Nvidia's RTX 4080 GPU suddenly breaks cover in show-all spy shot

New leaks indicate that some of the best RTX rumours will be proven right

Nvidia GeForce RTX graphics card
(Image credit: Nvidia)

It seems the successor to the GeForce RTX 3080 is nearly here: a flurry of new leaks around the GeForce RTX 4000 series suggest that a launch is imminent, with some sources suggesting the big reveal will be on September 20 with shipping beginning in late October or early November.

The latest leaks show fully manufactured RTX 4080s in various packaging and on pallets and, while there's some debate over the veracity of some pictures –apparently the typography seems a bit off on some – the latest images have convinced our friends at Techradar that we're looking at the real thing. If so, the next few weeks are going to be really interesting as the 4000 Series makes a last-minute entry into the best graphics cards for 2022 and beyond.
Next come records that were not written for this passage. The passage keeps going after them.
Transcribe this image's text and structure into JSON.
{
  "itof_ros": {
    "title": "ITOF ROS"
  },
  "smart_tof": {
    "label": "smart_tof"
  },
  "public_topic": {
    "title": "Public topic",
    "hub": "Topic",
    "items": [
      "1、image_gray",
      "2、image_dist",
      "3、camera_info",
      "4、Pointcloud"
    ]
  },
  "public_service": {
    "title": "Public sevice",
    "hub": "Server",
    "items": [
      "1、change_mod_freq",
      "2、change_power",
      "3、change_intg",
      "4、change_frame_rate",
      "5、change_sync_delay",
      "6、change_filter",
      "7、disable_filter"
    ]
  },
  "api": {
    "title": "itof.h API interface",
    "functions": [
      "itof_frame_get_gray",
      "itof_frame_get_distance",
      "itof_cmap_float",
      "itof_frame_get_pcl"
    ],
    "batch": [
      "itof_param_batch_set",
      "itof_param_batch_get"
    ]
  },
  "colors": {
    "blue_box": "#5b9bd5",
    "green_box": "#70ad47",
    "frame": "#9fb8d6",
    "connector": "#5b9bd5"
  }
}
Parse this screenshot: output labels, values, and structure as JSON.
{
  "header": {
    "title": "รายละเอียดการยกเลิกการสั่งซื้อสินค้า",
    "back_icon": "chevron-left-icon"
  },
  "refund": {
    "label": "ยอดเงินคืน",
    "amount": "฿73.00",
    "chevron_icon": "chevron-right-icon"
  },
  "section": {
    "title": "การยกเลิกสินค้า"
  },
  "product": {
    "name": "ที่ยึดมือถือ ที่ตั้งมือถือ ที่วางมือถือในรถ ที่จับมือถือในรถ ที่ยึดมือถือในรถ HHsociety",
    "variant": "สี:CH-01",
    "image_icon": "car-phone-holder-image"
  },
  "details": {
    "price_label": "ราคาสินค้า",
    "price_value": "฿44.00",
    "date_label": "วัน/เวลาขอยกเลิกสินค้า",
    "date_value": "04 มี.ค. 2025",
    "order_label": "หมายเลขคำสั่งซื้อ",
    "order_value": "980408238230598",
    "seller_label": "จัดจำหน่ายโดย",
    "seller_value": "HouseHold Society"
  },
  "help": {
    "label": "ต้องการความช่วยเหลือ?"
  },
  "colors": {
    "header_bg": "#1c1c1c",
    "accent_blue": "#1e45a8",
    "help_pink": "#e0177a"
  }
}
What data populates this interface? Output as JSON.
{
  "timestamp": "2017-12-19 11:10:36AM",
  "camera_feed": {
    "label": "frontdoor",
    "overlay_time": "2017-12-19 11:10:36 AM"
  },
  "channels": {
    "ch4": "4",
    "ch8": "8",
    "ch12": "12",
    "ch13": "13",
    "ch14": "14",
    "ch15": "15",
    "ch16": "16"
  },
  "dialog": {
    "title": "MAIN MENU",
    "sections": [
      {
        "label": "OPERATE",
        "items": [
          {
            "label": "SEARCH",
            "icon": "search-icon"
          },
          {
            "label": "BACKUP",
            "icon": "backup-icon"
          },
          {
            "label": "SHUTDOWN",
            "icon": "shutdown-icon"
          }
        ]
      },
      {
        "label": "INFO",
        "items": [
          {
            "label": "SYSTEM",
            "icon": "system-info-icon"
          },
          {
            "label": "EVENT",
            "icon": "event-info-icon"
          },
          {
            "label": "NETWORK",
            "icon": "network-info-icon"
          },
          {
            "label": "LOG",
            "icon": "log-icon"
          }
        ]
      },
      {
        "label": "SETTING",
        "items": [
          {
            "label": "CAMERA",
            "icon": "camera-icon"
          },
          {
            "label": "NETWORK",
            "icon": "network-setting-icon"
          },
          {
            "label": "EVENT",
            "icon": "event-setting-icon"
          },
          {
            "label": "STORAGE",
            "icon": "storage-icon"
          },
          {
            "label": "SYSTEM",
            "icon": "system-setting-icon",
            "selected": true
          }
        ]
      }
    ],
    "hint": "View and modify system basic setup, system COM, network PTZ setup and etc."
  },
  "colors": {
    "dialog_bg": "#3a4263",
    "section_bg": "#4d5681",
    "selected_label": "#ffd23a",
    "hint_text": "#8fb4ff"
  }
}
Nvidia RTX 4080 GPU leaked image

(Image credit: Twitter user: @KittyYYuko)

Nvidia RTX 4080: what we expect to see

Last months' Nvidia leaks suggested that the RTX 4080 is going to come with 16GB of GDDR6X with 23Gbps video memory, and that the card's TBP (Total Board Power) demand will be 340W. That's an improvement over previously rumoured specifications, which suggested that the 4080 was only getting 21Gbps VRAM. And in the current climate a 340W power demand is a lot better than the 420W suggested in earlier rumours: more power means more money going on bills instead of on new games and hardware.

We're excited by this because if the latest rumours are accurate, PC owners aren't going to need to splash out on a massive new PSU to power the latest generation of Nvidia RTX cards. And with the semiconductor shortage fading away and Bitcoin-related shortages largely a thing of the past too, these cards should be a lot easier to get your hands on than during the great GPU shortage of recent years. That's sad news for scalpers but brilliant news for the rest of us.

Writer, musician and broadcaster Carrie Marshall has been covering technology since 1998 and is particularly interested in how tech can help us live our best lives. Her CV is a who’s who of magazines, newspapers, websites and radio programmes ranging from T3, Techradar and MacFormat to the BBC, Sunday Post and People’s Friend. Carrie has written thirteen books, ghost-wrote two more and co-wrote another seven books and a Radio 2 documentary series. When she’s not scribbling, she’s the singer in Glaswegian rock band HAVR (havrmusic.com (opens in new tab)).